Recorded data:

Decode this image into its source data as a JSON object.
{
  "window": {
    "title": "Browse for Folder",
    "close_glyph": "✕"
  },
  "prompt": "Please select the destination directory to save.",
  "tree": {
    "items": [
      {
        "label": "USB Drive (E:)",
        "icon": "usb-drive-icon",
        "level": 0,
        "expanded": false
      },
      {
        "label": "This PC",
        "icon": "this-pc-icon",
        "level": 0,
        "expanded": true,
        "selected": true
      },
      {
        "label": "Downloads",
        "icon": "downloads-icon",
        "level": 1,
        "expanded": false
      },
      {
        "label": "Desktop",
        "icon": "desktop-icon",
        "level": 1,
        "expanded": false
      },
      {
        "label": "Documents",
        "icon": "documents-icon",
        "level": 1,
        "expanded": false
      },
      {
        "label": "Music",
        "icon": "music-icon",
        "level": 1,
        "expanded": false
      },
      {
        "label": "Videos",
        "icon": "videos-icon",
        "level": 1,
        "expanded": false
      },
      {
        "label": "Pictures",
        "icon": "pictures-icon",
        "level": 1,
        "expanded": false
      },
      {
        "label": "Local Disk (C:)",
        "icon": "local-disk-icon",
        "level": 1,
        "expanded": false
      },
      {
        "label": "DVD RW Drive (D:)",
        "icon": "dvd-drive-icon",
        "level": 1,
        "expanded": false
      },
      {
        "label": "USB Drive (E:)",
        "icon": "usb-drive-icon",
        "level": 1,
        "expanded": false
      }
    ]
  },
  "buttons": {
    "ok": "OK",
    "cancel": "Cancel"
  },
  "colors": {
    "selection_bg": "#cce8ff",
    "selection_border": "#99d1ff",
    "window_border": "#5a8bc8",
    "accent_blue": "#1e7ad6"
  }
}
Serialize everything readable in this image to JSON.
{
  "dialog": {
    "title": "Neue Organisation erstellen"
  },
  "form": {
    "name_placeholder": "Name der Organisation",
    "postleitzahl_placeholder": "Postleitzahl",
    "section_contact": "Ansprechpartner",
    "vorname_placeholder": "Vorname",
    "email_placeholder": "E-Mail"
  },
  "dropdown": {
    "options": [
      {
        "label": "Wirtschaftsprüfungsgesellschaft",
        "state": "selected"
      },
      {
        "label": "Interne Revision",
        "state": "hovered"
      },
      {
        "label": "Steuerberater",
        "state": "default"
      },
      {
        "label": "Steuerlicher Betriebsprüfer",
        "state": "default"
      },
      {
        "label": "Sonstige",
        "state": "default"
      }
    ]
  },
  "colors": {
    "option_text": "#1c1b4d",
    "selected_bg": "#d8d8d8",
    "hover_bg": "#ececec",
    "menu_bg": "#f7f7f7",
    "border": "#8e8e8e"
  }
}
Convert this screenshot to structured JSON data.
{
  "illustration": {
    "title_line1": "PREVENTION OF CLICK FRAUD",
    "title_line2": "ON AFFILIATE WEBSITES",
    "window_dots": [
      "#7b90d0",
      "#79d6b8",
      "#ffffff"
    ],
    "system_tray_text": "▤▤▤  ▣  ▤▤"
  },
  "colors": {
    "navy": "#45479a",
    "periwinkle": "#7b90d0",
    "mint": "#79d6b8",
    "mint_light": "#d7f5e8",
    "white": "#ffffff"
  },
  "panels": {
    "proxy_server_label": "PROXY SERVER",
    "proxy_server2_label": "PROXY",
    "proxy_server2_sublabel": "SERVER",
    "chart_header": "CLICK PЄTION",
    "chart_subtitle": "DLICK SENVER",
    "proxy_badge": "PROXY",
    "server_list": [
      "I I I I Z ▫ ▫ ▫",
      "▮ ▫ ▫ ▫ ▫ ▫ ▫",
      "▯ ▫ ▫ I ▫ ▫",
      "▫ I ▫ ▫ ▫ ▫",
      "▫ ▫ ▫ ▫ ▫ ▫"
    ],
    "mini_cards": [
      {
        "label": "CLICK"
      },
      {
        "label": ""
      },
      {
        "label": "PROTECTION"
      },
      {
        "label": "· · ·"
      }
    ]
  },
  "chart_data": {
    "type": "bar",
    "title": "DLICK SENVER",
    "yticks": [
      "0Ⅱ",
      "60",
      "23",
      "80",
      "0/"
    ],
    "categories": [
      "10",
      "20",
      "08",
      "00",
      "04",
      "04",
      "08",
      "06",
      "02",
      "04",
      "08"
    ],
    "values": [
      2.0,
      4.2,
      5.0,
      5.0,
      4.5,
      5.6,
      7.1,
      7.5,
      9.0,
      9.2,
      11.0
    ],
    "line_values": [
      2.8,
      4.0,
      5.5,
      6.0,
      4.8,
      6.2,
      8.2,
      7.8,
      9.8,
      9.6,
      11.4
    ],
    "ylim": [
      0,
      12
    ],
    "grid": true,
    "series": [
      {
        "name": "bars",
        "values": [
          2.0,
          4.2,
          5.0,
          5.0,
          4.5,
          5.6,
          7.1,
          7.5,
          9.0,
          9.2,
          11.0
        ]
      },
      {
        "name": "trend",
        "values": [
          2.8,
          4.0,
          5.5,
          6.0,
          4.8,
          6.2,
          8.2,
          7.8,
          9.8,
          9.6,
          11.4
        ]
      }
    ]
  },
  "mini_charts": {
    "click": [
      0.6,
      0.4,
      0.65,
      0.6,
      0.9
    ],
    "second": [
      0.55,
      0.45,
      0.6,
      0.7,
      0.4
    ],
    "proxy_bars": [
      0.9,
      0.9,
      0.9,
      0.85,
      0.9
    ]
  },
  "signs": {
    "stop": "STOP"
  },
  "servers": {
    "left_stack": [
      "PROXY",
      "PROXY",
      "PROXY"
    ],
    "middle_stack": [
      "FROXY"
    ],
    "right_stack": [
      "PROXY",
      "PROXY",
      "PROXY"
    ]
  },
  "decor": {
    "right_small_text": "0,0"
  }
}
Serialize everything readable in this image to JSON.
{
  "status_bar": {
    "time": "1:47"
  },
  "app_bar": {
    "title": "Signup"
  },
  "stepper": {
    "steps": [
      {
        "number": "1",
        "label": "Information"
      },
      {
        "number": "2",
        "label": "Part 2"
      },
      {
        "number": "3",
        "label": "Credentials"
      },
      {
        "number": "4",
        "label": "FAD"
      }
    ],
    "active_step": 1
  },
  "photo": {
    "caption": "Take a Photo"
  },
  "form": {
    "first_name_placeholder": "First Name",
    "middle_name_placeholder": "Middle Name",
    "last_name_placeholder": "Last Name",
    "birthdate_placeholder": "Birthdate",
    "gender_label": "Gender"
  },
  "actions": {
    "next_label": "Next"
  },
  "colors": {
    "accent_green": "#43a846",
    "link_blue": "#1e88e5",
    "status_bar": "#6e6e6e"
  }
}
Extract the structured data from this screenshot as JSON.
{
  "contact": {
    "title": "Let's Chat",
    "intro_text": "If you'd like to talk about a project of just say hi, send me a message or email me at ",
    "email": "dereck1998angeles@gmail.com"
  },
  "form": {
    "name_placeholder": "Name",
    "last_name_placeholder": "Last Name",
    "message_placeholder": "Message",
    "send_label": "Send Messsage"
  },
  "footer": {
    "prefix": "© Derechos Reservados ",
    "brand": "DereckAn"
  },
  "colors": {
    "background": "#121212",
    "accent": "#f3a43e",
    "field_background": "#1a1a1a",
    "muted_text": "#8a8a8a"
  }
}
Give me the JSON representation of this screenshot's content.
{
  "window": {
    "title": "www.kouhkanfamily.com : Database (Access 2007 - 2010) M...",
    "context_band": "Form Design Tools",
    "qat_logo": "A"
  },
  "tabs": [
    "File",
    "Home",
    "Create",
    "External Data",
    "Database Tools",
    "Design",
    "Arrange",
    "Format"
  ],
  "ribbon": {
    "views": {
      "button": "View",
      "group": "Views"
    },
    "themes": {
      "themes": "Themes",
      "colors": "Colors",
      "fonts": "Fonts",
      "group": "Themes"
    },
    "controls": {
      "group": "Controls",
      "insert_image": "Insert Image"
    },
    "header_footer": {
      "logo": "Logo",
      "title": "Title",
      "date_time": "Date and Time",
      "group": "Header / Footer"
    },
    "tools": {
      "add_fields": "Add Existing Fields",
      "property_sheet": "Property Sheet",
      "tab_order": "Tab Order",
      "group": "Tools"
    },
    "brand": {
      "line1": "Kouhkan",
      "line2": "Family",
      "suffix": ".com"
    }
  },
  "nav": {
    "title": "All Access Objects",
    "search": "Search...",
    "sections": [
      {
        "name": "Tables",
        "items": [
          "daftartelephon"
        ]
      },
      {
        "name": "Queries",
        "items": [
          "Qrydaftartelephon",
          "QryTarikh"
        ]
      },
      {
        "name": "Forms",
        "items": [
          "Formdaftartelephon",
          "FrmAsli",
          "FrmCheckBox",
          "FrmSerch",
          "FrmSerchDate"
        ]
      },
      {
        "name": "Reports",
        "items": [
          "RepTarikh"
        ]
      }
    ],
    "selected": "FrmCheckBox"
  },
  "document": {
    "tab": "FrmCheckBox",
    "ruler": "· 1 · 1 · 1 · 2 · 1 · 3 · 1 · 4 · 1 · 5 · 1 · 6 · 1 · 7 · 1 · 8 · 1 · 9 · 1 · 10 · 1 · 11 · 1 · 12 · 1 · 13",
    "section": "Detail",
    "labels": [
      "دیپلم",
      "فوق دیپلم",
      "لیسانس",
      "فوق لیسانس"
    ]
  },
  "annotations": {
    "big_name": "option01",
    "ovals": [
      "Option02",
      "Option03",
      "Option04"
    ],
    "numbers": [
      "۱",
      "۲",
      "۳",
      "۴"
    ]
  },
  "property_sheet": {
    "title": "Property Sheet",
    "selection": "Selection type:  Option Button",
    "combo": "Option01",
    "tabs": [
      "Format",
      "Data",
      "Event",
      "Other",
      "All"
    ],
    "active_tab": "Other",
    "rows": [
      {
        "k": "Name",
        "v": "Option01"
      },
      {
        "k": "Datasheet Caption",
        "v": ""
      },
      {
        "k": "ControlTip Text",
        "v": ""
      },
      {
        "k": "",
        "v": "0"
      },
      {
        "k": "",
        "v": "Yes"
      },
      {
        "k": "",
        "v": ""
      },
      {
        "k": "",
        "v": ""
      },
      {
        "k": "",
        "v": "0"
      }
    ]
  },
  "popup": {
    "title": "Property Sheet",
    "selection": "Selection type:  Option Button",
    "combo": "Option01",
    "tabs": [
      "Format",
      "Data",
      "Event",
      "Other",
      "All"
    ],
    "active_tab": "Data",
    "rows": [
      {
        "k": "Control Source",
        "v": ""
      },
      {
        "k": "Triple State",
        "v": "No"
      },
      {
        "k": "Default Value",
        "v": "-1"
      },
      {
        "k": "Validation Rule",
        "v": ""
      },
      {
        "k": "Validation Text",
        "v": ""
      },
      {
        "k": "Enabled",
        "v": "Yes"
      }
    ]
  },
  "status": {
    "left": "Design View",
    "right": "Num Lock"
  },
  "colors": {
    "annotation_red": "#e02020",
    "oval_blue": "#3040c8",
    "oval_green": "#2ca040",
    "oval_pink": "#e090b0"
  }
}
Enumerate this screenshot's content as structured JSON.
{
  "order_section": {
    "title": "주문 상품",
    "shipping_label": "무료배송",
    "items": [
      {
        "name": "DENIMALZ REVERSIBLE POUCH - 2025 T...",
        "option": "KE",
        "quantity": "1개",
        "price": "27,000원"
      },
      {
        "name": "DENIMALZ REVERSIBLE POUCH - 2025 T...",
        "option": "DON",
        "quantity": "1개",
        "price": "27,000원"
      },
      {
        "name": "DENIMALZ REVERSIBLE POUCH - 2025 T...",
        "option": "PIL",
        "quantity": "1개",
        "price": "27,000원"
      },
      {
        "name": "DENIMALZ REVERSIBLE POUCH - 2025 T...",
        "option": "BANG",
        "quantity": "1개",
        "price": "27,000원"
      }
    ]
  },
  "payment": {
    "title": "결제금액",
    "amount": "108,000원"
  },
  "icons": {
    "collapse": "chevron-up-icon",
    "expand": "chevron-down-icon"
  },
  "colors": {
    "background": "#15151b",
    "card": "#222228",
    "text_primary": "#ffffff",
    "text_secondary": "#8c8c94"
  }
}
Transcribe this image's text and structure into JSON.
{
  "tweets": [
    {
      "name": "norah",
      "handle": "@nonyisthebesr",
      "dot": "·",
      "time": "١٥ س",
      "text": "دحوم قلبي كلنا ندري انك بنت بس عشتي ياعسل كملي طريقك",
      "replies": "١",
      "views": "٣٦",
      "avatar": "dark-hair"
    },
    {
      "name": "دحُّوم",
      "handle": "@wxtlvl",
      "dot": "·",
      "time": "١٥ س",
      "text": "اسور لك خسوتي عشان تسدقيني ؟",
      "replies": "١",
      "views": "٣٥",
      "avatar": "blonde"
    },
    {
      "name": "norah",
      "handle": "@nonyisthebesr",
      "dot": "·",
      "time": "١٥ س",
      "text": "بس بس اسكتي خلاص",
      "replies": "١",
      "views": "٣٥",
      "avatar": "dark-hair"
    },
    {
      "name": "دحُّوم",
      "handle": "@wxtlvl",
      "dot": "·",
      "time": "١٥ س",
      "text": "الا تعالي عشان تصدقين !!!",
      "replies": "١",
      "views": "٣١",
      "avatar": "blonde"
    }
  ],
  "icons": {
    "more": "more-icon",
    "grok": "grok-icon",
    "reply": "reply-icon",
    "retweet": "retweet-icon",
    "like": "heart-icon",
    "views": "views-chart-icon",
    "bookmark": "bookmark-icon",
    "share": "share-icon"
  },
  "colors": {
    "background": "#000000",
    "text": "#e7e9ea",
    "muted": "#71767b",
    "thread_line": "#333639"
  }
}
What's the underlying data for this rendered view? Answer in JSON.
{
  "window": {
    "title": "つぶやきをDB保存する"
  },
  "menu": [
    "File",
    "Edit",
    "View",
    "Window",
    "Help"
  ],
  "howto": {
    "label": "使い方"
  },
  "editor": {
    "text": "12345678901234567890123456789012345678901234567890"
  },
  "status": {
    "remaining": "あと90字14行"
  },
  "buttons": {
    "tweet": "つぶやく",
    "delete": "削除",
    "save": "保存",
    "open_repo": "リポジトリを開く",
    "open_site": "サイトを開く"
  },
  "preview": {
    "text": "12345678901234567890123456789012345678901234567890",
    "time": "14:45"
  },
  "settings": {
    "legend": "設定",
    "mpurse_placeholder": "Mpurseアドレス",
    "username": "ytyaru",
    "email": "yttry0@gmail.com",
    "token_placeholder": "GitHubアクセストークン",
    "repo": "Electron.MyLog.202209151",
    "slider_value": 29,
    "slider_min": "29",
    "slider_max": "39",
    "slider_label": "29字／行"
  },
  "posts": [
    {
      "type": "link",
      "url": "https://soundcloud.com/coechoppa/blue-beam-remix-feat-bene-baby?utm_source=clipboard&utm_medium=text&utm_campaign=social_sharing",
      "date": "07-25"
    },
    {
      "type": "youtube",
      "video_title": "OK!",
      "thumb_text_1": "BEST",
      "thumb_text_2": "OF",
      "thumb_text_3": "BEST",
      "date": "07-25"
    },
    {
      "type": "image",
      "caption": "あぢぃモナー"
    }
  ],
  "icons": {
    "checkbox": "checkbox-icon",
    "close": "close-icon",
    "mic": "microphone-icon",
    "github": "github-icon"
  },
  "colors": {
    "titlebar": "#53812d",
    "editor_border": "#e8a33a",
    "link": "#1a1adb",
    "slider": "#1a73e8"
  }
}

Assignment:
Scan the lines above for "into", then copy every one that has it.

Task solution:
Decode this image into its source data as a JSON object.
Transcribe this image's text and structure into JSON.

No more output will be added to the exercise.